  • P. K. Smith
  • D. C. Viano
  • D. P. Faust
  • L. Faust
Keywords: injuries, karate, chest protector

Abstract

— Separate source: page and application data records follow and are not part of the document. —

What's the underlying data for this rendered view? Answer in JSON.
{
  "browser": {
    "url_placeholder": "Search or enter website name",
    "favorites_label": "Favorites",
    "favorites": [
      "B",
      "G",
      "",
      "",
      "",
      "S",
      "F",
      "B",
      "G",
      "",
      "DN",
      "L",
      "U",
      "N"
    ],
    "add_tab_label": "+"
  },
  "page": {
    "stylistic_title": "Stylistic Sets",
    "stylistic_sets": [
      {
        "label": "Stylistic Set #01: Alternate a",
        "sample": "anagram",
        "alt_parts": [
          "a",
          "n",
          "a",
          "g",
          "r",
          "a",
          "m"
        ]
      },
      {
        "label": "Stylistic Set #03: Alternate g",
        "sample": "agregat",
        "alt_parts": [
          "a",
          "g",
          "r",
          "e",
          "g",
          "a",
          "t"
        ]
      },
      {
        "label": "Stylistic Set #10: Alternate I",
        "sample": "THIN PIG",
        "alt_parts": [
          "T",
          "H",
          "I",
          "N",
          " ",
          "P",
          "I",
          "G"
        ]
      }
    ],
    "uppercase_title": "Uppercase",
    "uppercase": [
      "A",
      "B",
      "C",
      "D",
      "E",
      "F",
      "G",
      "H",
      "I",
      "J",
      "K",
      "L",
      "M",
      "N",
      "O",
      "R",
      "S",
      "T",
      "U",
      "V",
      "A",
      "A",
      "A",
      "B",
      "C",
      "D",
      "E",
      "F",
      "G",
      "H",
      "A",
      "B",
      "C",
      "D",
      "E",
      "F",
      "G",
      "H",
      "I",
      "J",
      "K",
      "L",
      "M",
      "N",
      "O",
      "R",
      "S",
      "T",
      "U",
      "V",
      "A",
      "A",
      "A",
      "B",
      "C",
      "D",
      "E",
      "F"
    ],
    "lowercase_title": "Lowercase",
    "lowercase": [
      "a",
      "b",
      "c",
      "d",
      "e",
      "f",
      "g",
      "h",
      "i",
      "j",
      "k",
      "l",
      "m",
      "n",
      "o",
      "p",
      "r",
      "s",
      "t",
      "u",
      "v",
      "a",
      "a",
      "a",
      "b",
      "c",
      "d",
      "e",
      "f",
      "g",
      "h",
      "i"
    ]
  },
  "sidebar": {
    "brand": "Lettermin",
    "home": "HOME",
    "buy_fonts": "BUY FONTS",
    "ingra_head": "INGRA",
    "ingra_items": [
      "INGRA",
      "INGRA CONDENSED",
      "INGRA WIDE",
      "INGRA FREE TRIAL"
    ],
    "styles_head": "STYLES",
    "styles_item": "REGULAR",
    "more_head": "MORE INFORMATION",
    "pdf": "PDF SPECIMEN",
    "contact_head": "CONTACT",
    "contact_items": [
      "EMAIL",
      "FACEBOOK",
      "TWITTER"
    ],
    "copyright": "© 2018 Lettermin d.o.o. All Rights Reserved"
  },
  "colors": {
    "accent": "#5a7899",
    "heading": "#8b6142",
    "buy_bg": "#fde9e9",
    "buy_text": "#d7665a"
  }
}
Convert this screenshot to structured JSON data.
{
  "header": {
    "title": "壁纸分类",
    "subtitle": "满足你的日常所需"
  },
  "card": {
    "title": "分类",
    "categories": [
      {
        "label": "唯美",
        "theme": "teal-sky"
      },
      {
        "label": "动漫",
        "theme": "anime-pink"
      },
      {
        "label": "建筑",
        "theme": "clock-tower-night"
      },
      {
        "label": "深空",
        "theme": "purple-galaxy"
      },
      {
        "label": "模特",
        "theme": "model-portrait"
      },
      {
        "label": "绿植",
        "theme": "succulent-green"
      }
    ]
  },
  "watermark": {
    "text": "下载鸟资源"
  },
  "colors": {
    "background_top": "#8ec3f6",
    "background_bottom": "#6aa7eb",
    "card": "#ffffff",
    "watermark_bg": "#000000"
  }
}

Skilled karate practitioners are reputed to be able to completely disable an opponent with one blow -- when necessary. Immediate questions arise as to whether karate participants: (a) can, in fact, deliver disabling injurious blows to the thorax, (b) can have a greater ability to damage the body with some technique types over others, and (c) can wear readily available safety equipment to temper blows to below the level of medically severe injury. The viscous response criteria (VCmax), based on chest compression and compression velocity, has been devised to estimate level of injury to the thorax or chest. Accordingly, a VCmax =1.0 m/s is the level for a 25% probability of severe injury, such as liver or lung laceration. Twelve international class karate competitors of 3rd, 4th, and 5th degree or higher (master class) black belt ranks, were evaluated impacting the thorax of an instrumented anthropometric test dummy (ATD) to determine the probable injury effects of linear (thrusting) and angular (striking or snapping) types of karate blows, with and without a chest protector. Techniques evaluated were the roundhouse kick, backfist strike, side-thrust kick, and the reverse punch. Data were analyzed using a 2*3*4 ANOVA design with Tukey's Studentized Range follow-up tests to discriminate within condition differences. The adjusted viscous response (VCmax) was the variable used for evaluation. Of the three skill classes evaluated, 3rd (M =1.2096, SD =.5309) and 4th (M =1.1127, SD =.4304) degree ranks generated statistically higher VCmax levels than master class competitors (M =.8036, SD =.2797) across all conaitions, F (2, 60) =7.57, F = .0012. The chest protector was found to be effective, F 0,60) =4.28, F =.0430, in attenuating the impact effects below the serious injury level (M =1.1382, SD = .4423 and M =.9535, SD = .4575, without and with the chest protector, respectively). The roundhouse kick (M =1.3778, SD =.4674) generated higher .VCmax than all other techniques, F (3, 60) =7.17, F = .0003,: the reverse punch (M =1.0122, SD =.3923); the side-thrust kick (M =.9538, SD =.4976); or the backfist strike (M =.8189, SD =.2986). No statistical difference was detected among the technique conditions. It was concluded that the highly skilled karate competitor could deliver severe or greater levels of damage to the thorax with karate techniques, especially the roundhouse kick. The level of damage to the thorax can be reduced below the "serious" level with the use of a chest protector.